Many of us have heard the term “Sing like no one is listening” and some of us choose to do that alone in the shower, where “no one” is listening. But, why should we be singing and what are some of the benefits for our brain, our overall health and our well-being?
When we look at the brain, our ability to speak comes from the “temporal lobe” however, the ability to sing comes from the “frontal lobe”. Many studies of the brain’s reaction to music and singing have shown that those things that the frontal lobe controls, can actually cross over the hemispheres of the brain and enhance the areas that may be lacking, such as the temporal lobe in regard to speech. In long-term care we see many of our residents that have aphasia or difficulty speaking, however when music is played, we find that they are able to sing the lyrics to a favorite song.
The “Alzheimer’s Society” in the UK started the “Singing for the Brain” network, where people who have experienced a stroke or those with a diagnosis of dementia, can join together to sing. Those who take part, find that they are able to share their lives through singing and have better recollection of past memories centered around music. Many times, music is the portal to life’s memories and experiences, moments of joy or sorrow, celebration or defeat, or love and loss; singing has been a way for generations to share their heart and soul around these aspects of life, or to communicate a message.

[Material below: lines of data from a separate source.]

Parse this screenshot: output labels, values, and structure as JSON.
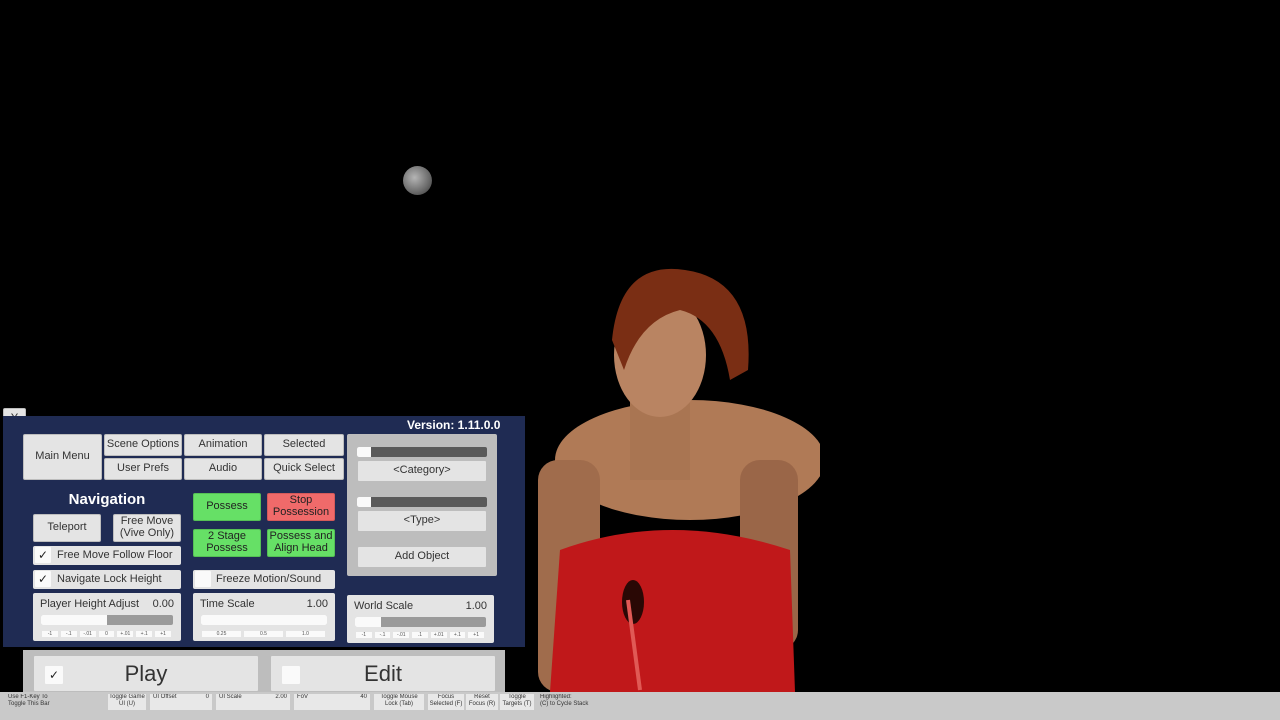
{
  "close_label": "X",
  "version": "Version: 1.11.0.0",
  "tabs": {
    "main_menu": "Main Menu",
    "scene_options": "Scene Options",
    "animation": "Animation",
    "selected": "Selected",
    "user_prefs": "User Prefs",
    "audio": "Audio",
    "quick_select": "Quick Select"
  },
  "navigation": {
    "heading": "Navigation",
    "teleport": "Teleport",
    "free_move": "Free Move\n(Vive Only)",
    "follow_floor": "Free Move Follow Floor",
    "lock_height": "Navigate Lock Height"
  },
  "possess": {
    "possess": "Possess",
    "stop": "Stop\nPossession",
    "two_stage": "2 Stage\nPossess",
    "align_head": "Possess and\nAlign Head",
    "freeze": "Freeze Motion/Sound"
  },
  "player_height": {
    "label": "Player Height Adjust",
    "value": "0.00",
    "level": 0.5,
    "steps": [
      "-1",
      "-.1",
      "-.01",
      "0",
      "+.01",
      "+.1",
      "+1"
    ]
  },
  "time_scale": {
    "label": "Time Scale",
    "value": "1.00",
    "level": 1.0,
    "steps": [
      "0.25",
      "0.5",
      "1.0"
    ]
  },
  "world_scale": {
    "label": "World Scale",
    "value": "1.00",
    "level": 0.2,
    "steps": [
      "-1",
      "-.1",
      "-.01",
      ".1",
      "+.01",
      "+.1",
      "+1"
    ]
  },
  "add_object": {
    "category": "<Category>",
    "type": "<Type>",
    "button": "Add Object"
  },
  "mode": {
    "play": "Play",
    "edit": "Edit",
    "play_checked": true
  },
  "bottom_bar": {
    "uid_hint": "Use F1-Key To\nToggle This Bar",
    "toggle_game_ui": "Toggle Game\nUI (U)",
    "ui_offset_label": "UI Offset",
    "ui_offset_value": "0",
    "ui_scale_label": "UI Scale",
    "ui_scale_value": "2.00",
    "fov_label": "FoV",
    "fov_value": "40",
    "toggle_mouse_lock": "Toggle Mouse\nLock (Tab)",
    "focus_selected": "Focus\nSelected (F)",
    "reset_focus": "Reset\nFocus (R)",
    "toggle_targets": "Toggle\nTargets (T)",
    "highlighted": "Highlighted:\n(C) to Cycle Stack"
  },
  "colors": {
    "panel": "#1f2b53",
    "green": "#66e066",
    "red": "#f06a6a",
    "dress": "#c0181a"
  }
}
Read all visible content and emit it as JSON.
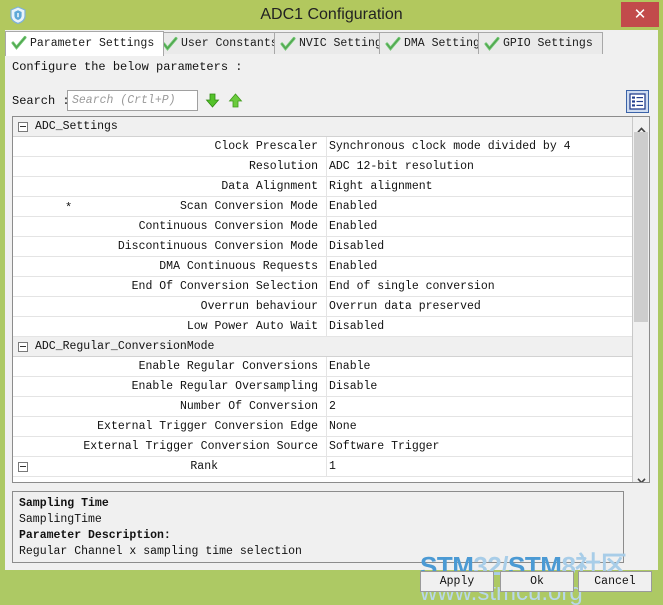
{
  "window": {
    "title": "ADC1 Configuration",
    "icon": "shield-icon",
    "close_label": "✕",
    "frame_color": "#adc964",
    "titlebar_color": "#b2c85e",
    "close_color": "#c24b4b"
  },
  "tabs": [
    {
      "label": "Parameter Settings",
      "active": true,
      "icon": "check-icon"
    },
    {
      "label": "User Constants",
      "active": false,
      "icon": "check-icon"
    },
    {
      "label": "NVIC Settings",
      "active": false,
      "icon": "check-icon"
    },
    {
      "label": "DMA Settings",
      "active": false,
      "icon": "check-icon"
    },
    {
      "label": "GPIO Settings",
      "active": false,
      "icon": "check-icon"
    }
  ],
  "content": {
    "configure_label": "Configure the below parameters :",
    "search_label": "Search :",
    "search_value": "",
    "search_placeholder": "Search (Crtl+P)",
    "search_down_icon": "arrow-down-icon",
    "search_up_icon": "arrow-up-icon",
    "list_toggle_icon": "list-view-icon"
  },
  "tree": {
    "groups": [
      {
        "name": "ADC_Settings",
        "expanded": true,
        "rows": [
          {
            "star": "",
            "name": "Clock Prescaler",
            "value": "Synchronous clock mode divided by 4"
          },
          {
            "star": "",
            "name": "Resolution",
            "value": "ADC 12-bit resolution"
          },
          {
            "star": "",
            "name": "Data Alignment",
            "value": "Right alignment"
          },
          {
            "star": "*",
            "name": "Scan Conversion Mode",
            "value": "Enabled"
          },
          {
            "star": "",
            "name": "Continuous Conversion Mode",
            "value": "Enabled"
          },
          {
            "star": "",
            "name": "Discontinuous Conversion Mode",
            "value": "Disabled"
          },
          {
            "star": "",
            "name": "DMA Continuous Requests",
            "value": "Enabled"
          },
          {
            "star": "",
            "name": "End Of Conversion Selection",
            "value": "End of single conversion"
          },
          {
            "star": "",
            "name": "Overrun behaviour",
            "value": "Overrun data preserved"
          },
          {
            "star": "",
            "name": "Low Power Auto Wait",
            "value": "Disabled"
          }
        ]
      },
      {
        "name": "ADC_Regular_ConversionMode",
        "expanded": true,
        "rows": [
          {
            "star": "",
            "name": "Enable Regular Conversions",
            "value": "Enable"
          },
          {
            "star": "",
            "name": "Enable Regular Oversampling",
            "value": "Disable"
          },
          {
            "star": "",
            "name": "Number Of Conversion",
            "value": "2"
          },
          {
            "star": "",
            "name": "External Trigger Conversion Edge",
            "value": "None"
          },
          {
            "star": "",
            "name": "External Trigger Conversion Source",
            "value": "Software Trigger"
          }
        ]
      }
    ],
    "subnode": {
      "name": "Rank",
      "value": "1",
      "expanded": true
    }
  },
  "description": {
    "title": "Sampling Time",
    "id": "SamplingTime",
    "section_label": "Parameter Description:",
    "text": "Regular Channel x sampling time selection"
  },
  "buttons": {
    "apply": "Apply",
    "ok": "Ok",
    "cancel": "Cancel"
  },
  "watermark": {
    "line1_dark_a": "STM",
    "line1_light_a": "32/",
    "line1_dark_b": "STM",
    "line1_light_b": "8社区",
    "line2": "www.stmcu.org"
  }
}
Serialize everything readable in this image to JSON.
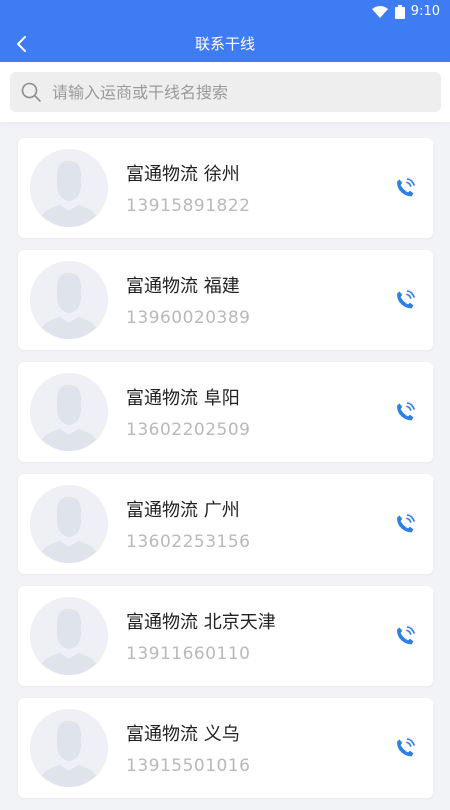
{
  "status": {
    "time": "9:10"
  },
  "header": {
    "title": "联系干线"
  },
  "search": {
    "placeholder": "请输入运商或干线名搜索",
    "value": ""
  },
  "contacts": [
    {
      "name": "富通物流 徐州",
      "phone": "13915891822"
    },
    {
      "name": "富通物流 福建",
      "phone": "13960020389"
    },
    {
      "name": "富通物流 阜阳",
      "phone": "13602202509"
    },
    {
      "name": "富通物流 广州",
      "phone": "13602253156"
    },
    {
      "name": "富通物流 北京天津",
      "phone": "13911660110"
    },
    {
      "name": "富通物流 义乌",
      "phone": "13915501016"
    }
  ],
  "colors": {
    "accent": "#3e7cf3",
    "call_icon": "#2e7fe8"
  }
}
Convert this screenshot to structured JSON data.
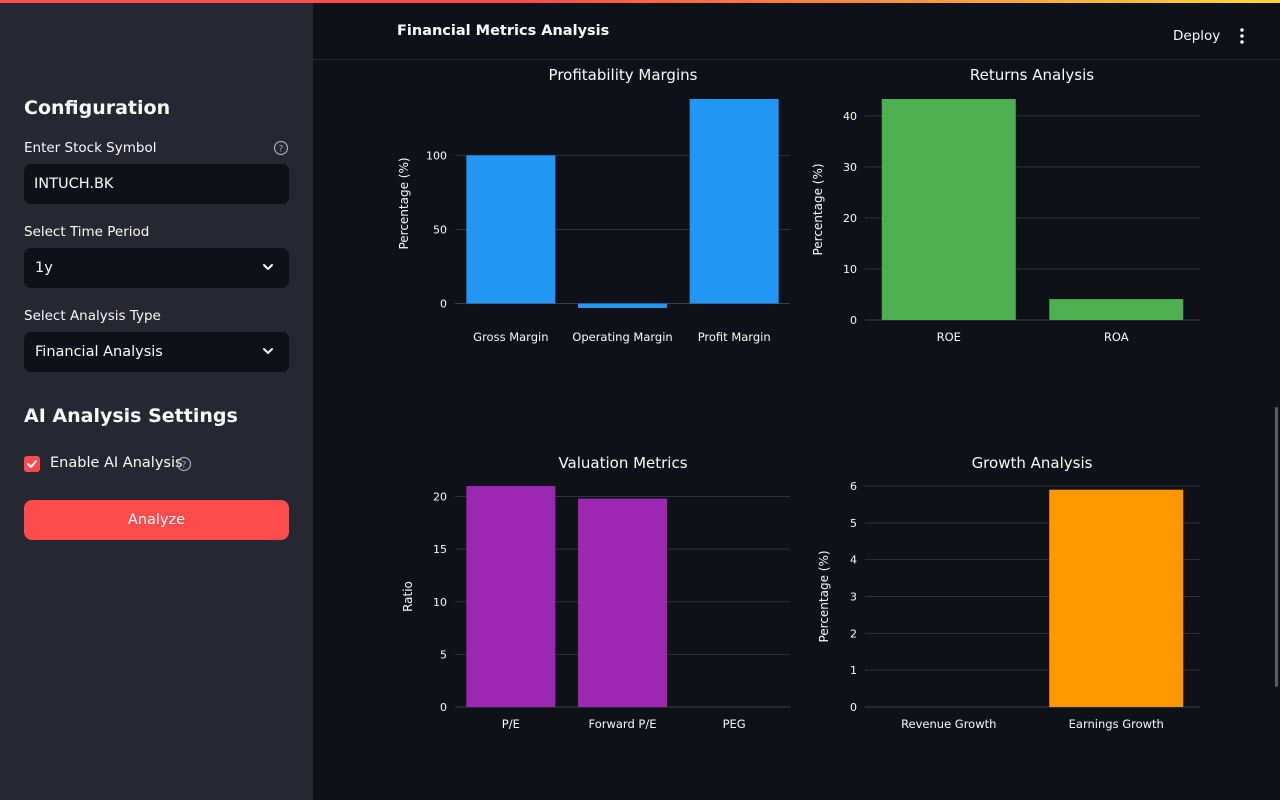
{
  "sidebar": {
    "configuration_heading": "Configuration",
    "stock_symbol_label": "Enter Stock Symbol",
    "stock_symbol_value": "INTUCH.BK",
    "time_period_label": "Select Time Period",
    "time_period_value": "1y",
    "analysis_type_label": "Select Analysis Type",
    "analysis_type_value": "Financial Analysis",
    "ai_heading": "AI Analysis Settings",
    "enable_ai_label": "Enable AI Analysis",
    "enable_ai_checked": true,
    "analyze_button": "Analyze"
  },
  "header": {
    "title": "Financial Metrics Analysis",
    "deploy_label": "Deploy"
  },
  "icons": {
    "help": "help-circle-icon",
    "chevron": "chevron-down-icon",
    "check": "check-icon",
    "menu": "more-vertical-icon"
  },
  "colors": {
    "accent": "#ff4b4b",
    "sidebar_bg": "#262730",
    "app_bg": "#0e1117",
    "profitability_bar": "#2196f3",
    "returns_bar": "#4caf50",
    "valuation_bar": "#9c27b0",
    "growth_bar": "#ff9800"
  },
  "chart_data": [
    {
      "type": "bar",
      "title": "Profitability Margins",
      "ylabel": "Percentage (%)",
      "categories": [
        "Gross Margin",
        "Operating Margin",
        "Profit Margin"
      ],
      "values": [
        100,
        -3,
        138
      ],
      "ylim": [
        -3,
        138
      ],
      "yticks": [
        0,
        50,
        100
      ],
      "grid": true,
      "color": "#2196f3"
    },
    {
      "type": "bar",
      "title": "Returns Analysis",
      "ylabel": "Percentage (%)",
      "categories": [
        "ROE",
        "ROA"
      ],
      "values": [
        43.3,
        4.1
      ],
      "ylim": [
        0,
        43.3
      ],
      "yticks": [
        0,
        10,
        20,
        30,
        40
      ],
      "grid": true,
      "color": "#4caf50"
    },
    {
      "type": "bar",
      "title": "Valuation Metrics",
      "ylabel": "Ratio",
      "categories": [
        "P/E",
        "Forward P/E",
        "PEG"
      ],
      "values": [
        21,
        19.8,
        0
      ],
      "ylim": [
        0,
        21
      ],
      "yticks": [
        0,
        5,
        10,
        15,
        20
      ],
      "grid": true,
      "color": "#9c27b0"
    },
    {
      "type": "bar",
      "title": "Growth Analysis",
      "ylabel": "Percentage (%)",
      "categories": [
        "Revenue Growth",
        "Earnings Growth"
      ],
      "values": [
        0,
        5.9
      ],
      "ylim": [
        0,
        6
      ],
      "yticks": [
        0,
        1,
        2,
        3,
        4,
        5,
        6
      ],
      "grid": true,
      "color": "#ff9800"
    }
  ]
}
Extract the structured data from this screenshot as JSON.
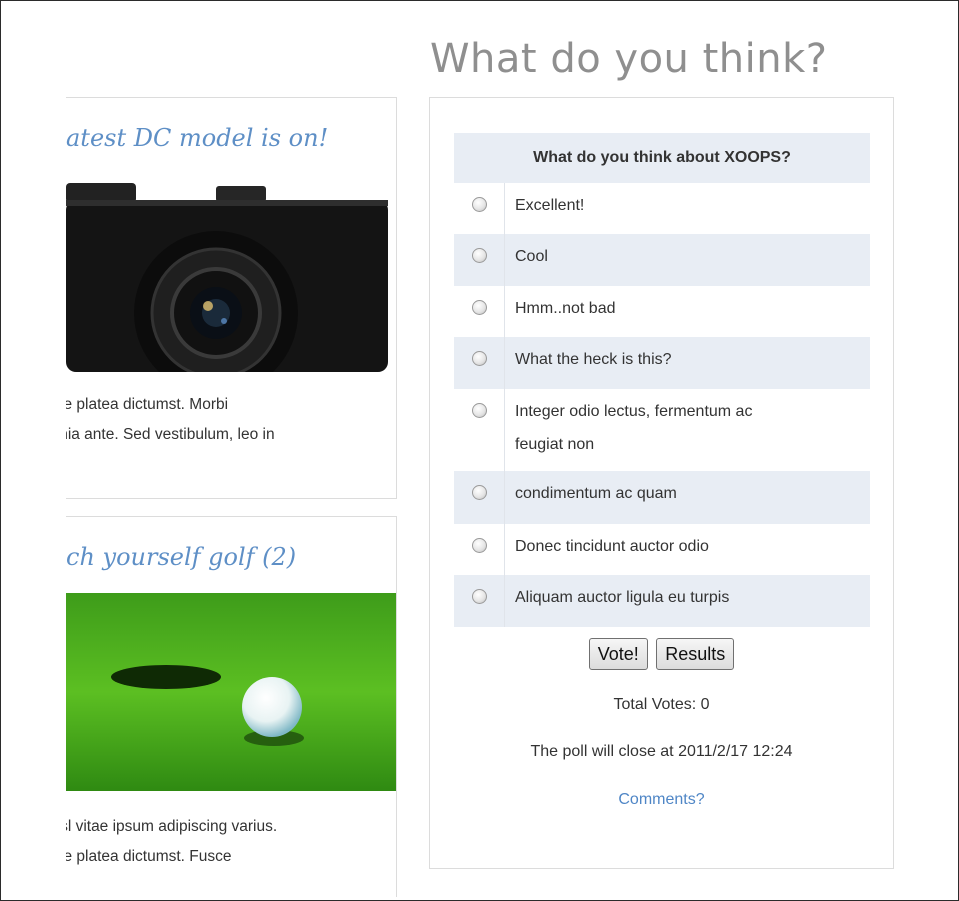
{
  "articles": [
    {
      "title": "atest DC model is on!",
      "image": "camera-photo",
      "text_lines": [
        "sse platea dictumst. Morbi",
        "cinia ante. Sed vestibulum, leo in"
      ]
    },
    {
      "title": "ch yourself golf (2)",
      "image": "golf-ball-photo",
      "text_lines": [
        "nisl vitae ipsum adipiscing varius.",
        "sse platea dictumst. Fusce"
      ]
    }
  ],
  "poll": {
    "heading": "What do you think?",
    "question": "What do you think about XOOPS?",
    "options": [
      {
        "line1": "Excellent!",
        "line2": ""
      },
      {
        "line1": "Cool",
        "line2": ""
      },
      {
        "line1": "Hmm..not bad",
        "line2": ""
      },
      {
        "line1": "What the heck is this?",
        "line2": ""
      },
      {
        "line1": "Integer odio lectus, fermentum ac",
        "line2": "feugiat non"
      },
      {
        "line1": "condimentum ac quam",
        "line2": ""
      },
      {
        "line1": "Donec tincidunt auctor odio",
        "line2": ""
      },
      {
        "line1": "Aliquam auctor ligula eu turpis",
        "line2": ""
      }
    ],
    "vote_label": "Vote!",
    "results_label": "Results",
    "total_votes": "Total Votes: 0",
    "closes_at": "The poll will close at 2011/2/17 12:24",
    "comments_link": "Comments?"
  },
  "colors": {
    "accent": "#5e8fc6",
    "row_alt": "#e8edf4",
    "heading": "#8f8f8f"
  }
}
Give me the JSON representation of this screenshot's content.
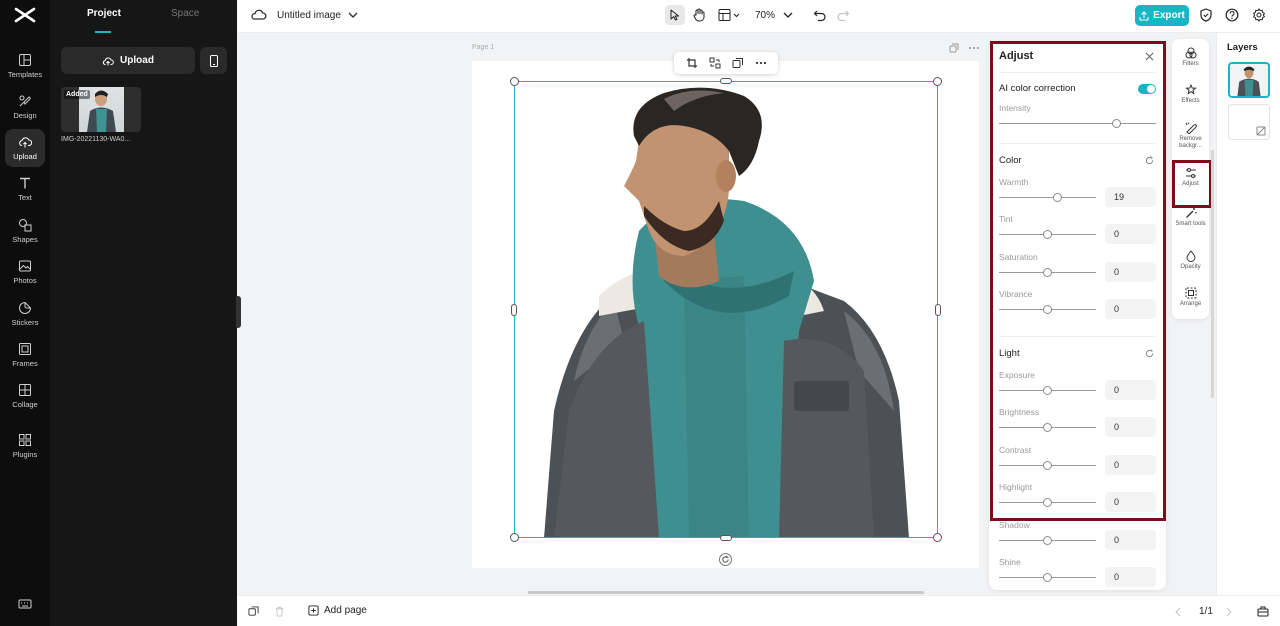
{
  "rail": {
    "items": [
      {
        "label": "Templates",
        "icon": "templates-icon"
      },
      {
        "label": "Design",
        "icon": "design-icon"
      },
      {
        "label": "Upload",
        "icon": "upload-cloud-icon",
        "active": true
      },
      {
        "label": "Text",
        "icon": "text-icon"
      },
      {
        "label": "Shapes",
        "icon": "shapes-icon"
      },
      {
        "label": "Photos",
        "icon": "photos-icon"
      },
      {
        "label": "Stickers",
        "icon": "stickers-icon"
      },
      {
        "label": "Frames",
        "icon": "frames-icon"
      },
      {
        "label": "Collage",
        "icon": "collage-icon"
      },
      {
        "label": "Plugins",
        "icon": "plugins-icon"
      }
    ]
  },
  "panel": {
    "tabs": [
      "Project",
      "Space"
    ],
    "upload_label": "Upload",
    "asset": {
      "badge": "Added",
      "name": "IMG-20221130-WA0..."
    }
  },
  "topbar": {
    "title": "Untitled image",
    "zoom": "70%",
    "export_label": "Export"
  },
  "canvas": {
    "page_label": "Page 1"
  },
  "bottombar": {
    "add_page_label": "Add page",
    "page_count": "1/1"
  },
  "adjust": {
    "title": "Adjust",
    "ai_label": "AI color correction",
    "ai_enabled": true,
    "intensity_label": "Intensity",
    "intensity_value": 0.75,
    "sections": [
      {
        "title": "Color",
        "sliders": [
          {
            "label": "Warmth",
            "value": "19",
            "pos": 0.6
          },
          {
            "label": "Tint",
            "value": "0",
            "pos": 0.5
          },
          {
            "label": "Saturation",
            "value": "0",
            "pos": 0.5
          },
          {
            "label": "Vibrance",
            "value": "0",
            "pos": 0.5
          }
        ]
      },
      {
        "title": "Light",
        "sliders": [
          {
            "label": "Exposure",
            "value": "0",
            "pos": 0.5
          },
          {
            "label": "Brightness",
            "value": "0",
            "pos": 0.5
          },
          {
            "label": "Contrast",
            "value": "0",
            "pos": 0.5
          },
          {
            "label": "Highlight",
            "value": "0",
            "pos": 0.5
          },
          {
            "label": "Shadow",
            "value": "0",
            "pos": 0.5
          },
          {
            "label": "Shine",
            "value": "0",
            "pos": 0.5
          }
        ]
      }
    ]
  },
  "tools": [
    {
      "label": "Filters",
      "icon": "filters-icon"
    },
    {
      "label": "Effects",
      "icon": "effects-icon"
    },
    {
      "label": "Remove backgr...",
      "icon": "remove-background-icon"
    },
    {
      "label": "Adjust",
      "icon": "adjust-icon"
    },
    {
      "label": "Smart tools",
      "icon": "smart-tools-icon"
    },
    {
      "label": "Opacity",
      "icon": "opacity-icon"
    },
    {
      "label": "Arrange",
      "icon": "arrange-icon"
    }
  ],
  "layers": {
    "title": "Layers"
  },
  "colors": {
    "accent": "#18b5c4",
    "highlight": "#7f0c1c",
    "rail_bg": "#0d0d0d",
    "panel_bg": "#161616"
  }
}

Singing can also benefit our physical health, by opening and expanding our lungs and diaphragm for better breath control, it oxygenates the blood to our brain, helps with circulation and alertness and in some cases, it can benefit taste and swallowing. The expansion of our upper body during singing can also strengthen our core muscles and promote better posture.
What can singing do for our sense of well-being? Science has shown that when we sing or even listen to music, it releases endorphins in the brain, the chemicals that help us feel uplifted and happy and it can motivate us to accomplish new goals. Singing can also be a non-pharmacological intervention for feelings of depression, anxiety or other mental wellness needs.
At Prestige, music and singing are a vital part of our residents’ daily life engagement. Through our Celebrations and Expressions programs, having music as part of our Linked Senior and Ageless Grace products, we strive for benefits in physical health, neuroplasticity of the brain, spiritual health and artistic expression. So, let’s have some fun and “Sing like no one is listening”!
Expressions Product Manager